** Given records follows **

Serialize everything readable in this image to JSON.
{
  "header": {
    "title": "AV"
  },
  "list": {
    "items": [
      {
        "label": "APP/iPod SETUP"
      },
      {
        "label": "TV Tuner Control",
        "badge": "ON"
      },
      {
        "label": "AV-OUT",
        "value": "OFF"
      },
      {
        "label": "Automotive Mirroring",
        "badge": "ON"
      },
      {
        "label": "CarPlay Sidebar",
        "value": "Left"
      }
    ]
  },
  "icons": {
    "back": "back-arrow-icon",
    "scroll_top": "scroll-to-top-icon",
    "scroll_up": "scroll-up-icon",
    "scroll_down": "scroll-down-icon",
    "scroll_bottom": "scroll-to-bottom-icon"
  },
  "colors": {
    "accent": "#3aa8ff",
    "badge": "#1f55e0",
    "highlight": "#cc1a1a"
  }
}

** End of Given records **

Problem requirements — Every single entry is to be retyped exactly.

Your response —
Serialize everything readable in this image to JSON.
{
  "header": {
    "title": "AV"
  },
  "list": {
    "items": [
      {
        "label": "APP/iPod SETUP"
      },
      {
        "label": "TV Tuner Control",
        "badge": "ON"
      },
      {
        "label": "AV-OUT",
        "value": "OFF"
      },
      {
        "label": "Automotive Mirroring",
        "badge": "ON"
      },
      {
        "label": "CarPlay Sidebar",
        "value": "Left"
      }
    ]
  },
  "icons": {
    "back": "back-arrow-icon",
    "scroll_top": "scroll-to-top-icon",
    "scroll_up": "scroll-up-icon",
    "scroll_down": "scroll-down-icon",
    "scroll_bottom": "scroll-to-bottom-icon"
  },
  "colors": {
    "accent": "#3aa8ff",
    "badge": "#1f55e0",
    "highlight": "#cc1a1a"
  }
}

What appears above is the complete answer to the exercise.